- CML is only a disease of children and is rarely seen in adults.
- Characteristics of CML include which of the following?
- Site of Involvement and Clinical Features for CML
- Sites of Involvement and Clinical Features
- CML patients in the chronic stage present with very low WBC and platelet counts.
- Patients with CML-chronic phase never have a large spleen.
- Peripheral Blood, Blood Smear and Bone Marrow Morphology
- Morphology of the Peripheral Blood Smear
- Morphology of the Bone Marrow Aspirate Smear
- CML - Accelerated Phase (AP)
- CML- Blastic Phase (BP)
- Patients with CML in the chronic phase present with all of the following EXCEPT:
- A patient with CML in the accelerated phase shows which of the following:

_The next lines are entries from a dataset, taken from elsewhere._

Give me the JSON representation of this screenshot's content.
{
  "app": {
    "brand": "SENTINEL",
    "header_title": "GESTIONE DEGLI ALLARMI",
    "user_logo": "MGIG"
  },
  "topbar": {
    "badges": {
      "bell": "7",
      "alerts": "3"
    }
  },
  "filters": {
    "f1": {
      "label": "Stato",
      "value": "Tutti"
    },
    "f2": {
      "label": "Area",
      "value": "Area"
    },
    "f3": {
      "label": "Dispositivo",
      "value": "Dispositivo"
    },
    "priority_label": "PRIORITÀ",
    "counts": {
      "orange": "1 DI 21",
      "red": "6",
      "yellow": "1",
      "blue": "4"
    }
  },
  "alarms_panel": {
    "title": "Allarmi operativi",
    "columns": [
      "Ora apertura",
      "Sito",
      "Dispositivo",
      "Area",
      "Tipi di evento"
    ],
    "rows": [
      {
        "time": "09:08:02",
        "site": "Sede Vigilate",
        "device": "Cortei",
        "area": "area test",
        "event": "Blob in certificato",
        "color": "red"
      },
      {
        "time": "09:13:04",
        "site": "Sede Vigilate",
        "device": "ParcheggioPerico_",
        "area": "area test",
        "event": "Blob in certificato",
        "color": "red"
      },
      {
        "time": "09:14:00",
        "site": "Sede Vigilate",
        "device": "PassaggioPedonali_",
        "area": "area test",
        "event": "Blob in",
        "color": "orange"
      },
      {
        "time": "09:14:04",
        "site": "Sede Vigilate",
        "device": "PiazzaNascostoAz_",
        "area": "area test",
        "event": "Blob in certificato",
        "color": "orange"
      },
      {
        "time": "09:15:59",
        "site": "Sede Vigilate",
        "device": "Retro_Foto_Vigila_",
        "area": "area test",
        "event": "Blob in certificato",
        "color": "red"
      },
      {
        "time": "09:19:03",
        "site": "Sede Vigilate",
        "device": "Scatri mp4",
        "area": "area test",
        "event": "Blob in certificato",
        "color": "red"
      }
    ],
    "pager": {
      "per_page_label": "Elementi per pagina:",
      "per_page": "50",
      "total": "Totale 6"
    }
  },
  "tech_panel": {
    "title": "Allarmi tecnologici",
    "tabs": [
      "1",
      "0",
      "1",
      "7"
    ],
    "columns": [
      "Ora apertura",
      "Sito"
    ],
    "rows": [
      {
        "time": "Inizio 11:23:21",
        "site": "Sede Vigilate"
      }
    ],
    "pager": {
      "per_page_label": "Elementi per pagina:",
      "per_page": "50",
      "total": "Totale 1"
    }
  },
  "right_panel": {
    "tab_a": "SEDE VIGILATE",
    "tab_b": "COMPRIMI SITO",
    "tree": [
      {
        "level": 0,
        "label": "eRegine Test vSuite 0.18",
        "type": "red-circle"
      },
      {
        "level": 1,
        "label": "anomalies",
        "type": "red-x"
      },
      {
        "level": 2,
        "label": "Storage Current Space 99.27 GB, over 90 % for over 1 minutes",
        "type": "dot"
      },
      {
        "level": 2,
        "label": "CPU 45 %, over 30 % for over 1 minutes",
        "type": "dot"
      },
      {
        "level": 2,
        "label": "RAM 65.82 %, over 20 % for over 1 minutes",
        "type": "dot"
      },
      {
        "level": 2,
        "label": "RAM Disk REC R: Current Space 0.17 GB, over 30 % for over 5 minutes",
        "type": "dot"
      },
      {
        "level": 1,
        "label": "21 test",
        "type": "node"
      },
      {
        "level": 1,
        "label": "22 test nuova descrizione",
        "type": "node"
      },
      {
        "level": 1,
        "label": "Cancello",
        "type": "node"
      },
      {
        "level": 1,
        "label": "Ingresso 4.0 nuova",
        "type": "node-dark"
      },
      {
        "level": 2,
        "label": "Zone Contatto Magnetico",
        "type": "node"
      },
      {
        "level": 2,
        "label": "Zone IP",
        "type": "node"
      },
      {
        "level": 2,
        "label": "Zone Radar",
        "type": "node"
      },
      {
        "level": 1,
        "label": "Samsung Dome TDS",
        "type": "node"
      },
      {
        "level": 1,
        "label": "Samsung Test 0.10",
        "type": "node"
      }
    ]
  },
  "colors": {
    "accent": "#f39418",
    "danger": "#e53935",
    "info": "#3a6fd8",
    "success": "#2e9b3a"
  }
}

- Immunophenotype and Cytogenetics
- Cytochemical Staining
- Leukocyte alkaline phosphatase activity (LAP score) is very strong in CML and weak in leukemoid reaction.
- Flow cytometry is very valuable in the blastic phase to distinguish myeloid, lymphoid, or mixed phenotype blasts proliferation.
- Differential Diagnosis
- Differential Diagnosis
- Patients with CML and leukemoid reactions present with leukocytosis.
- CML resembles a leukemoid reaction in many ways and is usually resolved with antibiotics.
- Prognosis and Therapy
Level of instruction: Intermediate
Intended audience: Medical laboratory professionals, clinical laboratory science students, and instructors of hematology.
Author Information: George Girgis, MLS (ASCP)CM has over 30 years of experience as a Medical Laboratory Scientist during which he has been a trainer and instructor at Indiana University Health in the field of hematology and hematopathology. George holds a Bachelor of Medicine, Bachelor of Surgery from Ein-Shams University, Cairo, Egypt and a Bachelor of Science in Medical Laboratory Sciences from I.U.P.U.I., Indianapolis, IN.
Reviewer Information: Laurie Bjerklie, M.Ed., MT(ASCP), is currently a professor at Rasmussen College in Fargo, ND for their MLT program where she teaches a variety of courses including hematology and microbiology. She is the former Program Director of the Clinical Laboratory Science program at DeVry University in Phoenix, Arizona. Bjerklie has over ten years of experience in higher education and continues to work part time as a bench tech.
Margaret Reinhart, MS, MT(ASCP) is the MLS Program Director and Senior lecturer in Biological Sciences at the University of the Sciences in Philadelphia PA where she teaches hematology, clinical immunology, parasitology, and other related courses. She is also adjunct instructor in Hematology at Pennsylvania Hospital, Philadelphia PA. She holds a Masters Degree in Biology and in Health Care Administration.